[[ Records supplied, beginning ]]

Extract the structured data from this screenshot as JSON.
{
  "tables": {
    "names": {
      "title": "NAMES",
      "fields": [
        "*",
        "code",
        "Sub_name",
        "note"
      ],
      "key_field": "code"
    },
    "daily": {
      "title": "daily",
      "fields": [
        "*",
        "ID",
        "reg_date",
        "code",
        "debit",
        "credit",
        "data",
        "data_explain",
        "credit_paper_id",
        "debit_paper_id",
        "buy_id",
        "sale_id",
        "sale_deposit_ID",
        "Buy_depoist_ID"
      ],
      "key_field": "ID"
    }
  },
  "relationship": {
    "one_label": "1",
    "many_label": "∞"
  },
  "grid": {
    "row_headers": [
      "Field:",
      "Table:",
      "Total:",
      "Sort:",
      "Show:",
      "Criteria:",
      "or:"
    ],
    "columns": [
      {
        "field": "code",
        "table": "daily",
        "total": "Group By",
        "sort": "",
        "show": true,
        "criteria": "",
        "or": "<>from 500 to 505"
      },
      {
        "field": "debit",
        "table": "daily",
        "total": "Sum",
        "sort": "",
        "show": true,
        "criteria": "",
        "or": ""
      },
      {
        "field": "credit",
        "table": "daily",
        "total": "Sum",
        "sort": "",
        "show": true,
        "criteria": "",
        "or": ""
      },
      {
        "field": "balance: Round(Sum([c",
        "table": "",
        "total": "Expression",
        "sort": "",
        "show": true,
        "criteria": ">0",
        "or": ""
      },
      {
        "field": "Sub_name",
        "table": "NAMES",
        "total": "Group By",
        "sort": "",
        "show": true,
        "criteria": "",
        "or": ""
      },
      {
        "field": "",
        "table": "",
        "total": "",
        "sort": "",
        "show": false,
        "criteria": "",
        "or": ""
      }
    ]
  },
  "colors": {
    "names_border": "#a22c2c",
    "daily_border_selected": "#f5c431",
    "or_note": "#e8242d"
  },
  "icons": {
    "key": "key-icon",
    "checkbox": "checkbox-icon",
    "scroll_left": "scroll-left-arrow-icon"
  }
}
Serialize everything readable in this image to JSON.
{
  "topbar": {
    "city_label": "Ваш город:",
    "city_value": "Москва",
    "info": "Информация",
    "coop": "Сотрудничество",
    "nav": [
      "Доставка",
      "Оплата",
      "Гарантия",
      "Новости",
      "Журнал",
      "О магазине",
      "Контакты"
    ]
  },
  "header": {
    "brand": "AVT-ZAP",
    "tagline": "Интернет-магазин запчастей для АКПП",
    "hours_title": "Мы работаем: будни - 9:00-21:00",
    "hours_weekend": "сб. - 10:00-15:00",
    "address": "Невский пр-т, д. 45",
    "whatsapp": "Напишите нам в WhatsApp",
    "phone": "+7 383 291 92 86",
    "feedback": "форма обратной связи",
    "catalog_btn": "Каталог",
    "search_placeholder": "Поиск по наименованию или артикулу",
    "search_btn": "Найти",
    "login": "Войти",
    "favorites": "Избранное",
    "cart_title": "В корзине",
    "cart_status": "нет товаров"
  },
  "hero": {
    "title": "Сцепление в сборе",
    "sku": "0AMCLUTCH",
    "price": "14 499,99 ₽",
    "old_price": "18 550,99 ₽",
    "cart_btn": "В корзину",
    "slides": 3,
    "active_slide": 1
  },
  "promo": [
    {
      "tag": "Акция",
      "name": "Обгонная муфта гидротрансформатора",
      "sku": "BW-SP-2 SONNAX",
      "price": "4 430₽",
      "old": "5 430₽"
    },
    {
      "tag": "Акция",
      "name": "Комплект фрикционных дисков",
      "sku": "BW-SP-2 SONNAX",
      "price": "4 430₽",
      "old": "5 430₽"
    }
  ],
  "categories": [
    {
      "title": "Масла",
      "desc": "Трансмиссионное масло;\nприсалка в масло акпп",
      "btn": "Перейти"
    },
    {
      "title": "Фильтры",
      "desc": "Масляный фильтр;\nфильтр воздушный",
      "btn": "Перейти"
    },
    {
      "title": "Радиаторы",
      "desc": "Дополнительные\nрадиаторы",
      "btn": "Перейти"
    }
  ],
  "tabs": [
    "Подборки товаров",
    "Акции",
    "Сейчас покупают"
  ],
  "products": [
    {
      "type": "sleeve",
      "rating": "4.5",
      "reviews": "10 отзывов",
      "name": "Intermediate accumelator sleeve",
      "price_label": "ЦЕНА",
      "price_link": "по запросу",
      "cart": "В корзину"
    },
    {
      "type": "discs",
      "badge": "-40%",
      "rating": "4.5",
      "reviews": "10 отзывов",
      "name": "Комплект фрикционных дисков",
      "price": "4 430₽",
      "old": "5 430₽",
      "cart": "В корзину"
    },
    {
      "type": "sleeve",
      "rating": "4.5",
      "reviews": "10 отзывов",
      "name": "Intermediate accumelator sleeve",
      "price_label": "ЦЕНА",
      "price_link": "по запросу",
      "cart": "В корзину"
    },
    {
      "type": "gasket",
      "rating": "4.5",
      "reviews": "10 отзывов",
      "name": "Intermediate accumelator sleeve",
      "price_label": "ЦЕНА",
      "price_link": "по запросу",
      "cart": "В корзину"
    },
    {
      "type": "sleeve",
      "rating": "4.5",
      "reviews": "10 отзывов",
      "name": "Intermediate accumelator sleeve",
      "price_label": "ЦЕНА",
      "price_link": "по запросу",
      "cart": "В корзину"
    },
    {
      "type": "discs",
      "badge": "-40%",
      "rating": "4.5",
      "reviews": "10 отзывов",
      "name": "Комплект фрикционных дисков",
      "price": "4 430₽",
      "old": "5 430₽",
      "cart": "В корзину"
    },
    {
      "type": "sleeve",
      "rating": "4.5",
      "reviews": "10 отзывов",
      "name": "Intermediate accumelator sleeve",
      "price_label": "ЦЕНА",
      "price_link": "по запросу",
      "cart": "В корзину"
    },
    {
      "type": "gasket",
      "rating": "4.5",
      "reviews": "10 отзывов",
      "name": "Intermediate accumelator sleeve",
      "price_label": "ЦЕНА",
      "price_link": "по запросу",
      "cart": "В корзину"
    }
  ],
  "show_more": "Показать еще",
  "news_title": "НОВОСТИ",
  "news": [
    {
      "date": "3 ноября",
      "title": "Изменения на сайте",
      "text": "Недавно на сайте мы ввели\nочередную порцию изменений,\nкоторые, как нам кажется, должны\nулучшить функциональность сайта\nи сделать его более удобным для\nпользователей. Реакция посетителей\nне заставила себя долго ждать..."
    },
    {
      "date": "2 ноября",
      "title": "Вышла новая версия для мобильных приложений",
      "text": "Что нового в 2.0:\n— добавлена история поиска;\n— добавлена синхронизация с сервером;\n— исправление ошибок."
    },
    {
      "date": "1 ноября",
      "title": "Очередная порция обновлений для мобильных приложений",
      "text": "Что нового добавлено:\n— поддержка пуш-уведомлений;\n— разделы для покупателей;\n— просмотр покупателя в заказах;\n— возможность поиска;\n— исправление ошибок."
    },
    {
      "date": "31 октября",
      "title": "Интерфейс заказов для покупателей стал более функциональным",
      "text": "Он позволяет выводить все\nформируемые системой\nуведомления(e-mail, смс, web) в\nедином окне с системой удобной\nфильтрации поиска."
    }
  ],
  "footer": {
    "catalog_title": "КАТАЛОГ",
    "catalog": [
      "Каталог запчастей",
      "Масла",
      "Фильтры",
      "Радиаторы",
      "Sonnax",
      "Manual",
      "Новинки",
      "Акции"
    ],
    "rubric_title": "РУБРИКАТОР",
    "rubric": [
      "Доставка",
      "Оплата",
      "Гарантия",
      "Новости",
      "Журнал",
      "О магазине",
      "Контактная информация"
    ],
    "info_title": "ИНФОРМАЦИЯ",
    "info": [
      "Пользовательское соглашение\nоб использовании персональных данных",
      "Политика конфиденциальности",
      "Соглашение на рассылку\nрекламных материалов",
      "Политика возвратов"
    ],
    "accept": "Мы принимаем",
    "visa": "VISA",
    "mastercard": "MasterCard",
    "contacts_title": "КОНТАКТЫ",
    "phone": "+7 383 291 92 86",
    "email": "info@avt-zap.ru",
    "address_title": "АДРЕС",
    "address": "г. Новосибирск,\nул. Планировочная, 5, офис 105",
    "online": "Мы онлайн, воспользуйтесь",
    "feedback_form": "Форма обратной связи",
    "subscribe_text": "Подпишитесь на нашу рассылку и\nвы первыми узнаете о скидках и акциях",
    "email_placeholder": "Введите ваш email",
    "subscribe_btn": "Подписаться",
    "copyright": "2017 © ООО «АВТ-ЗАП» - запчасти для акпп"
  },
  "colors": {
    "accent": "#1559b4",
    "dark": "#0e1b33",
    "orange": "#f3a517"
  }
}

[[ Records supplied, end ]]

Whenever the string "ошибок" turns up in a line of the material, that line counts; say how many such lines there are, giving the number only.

2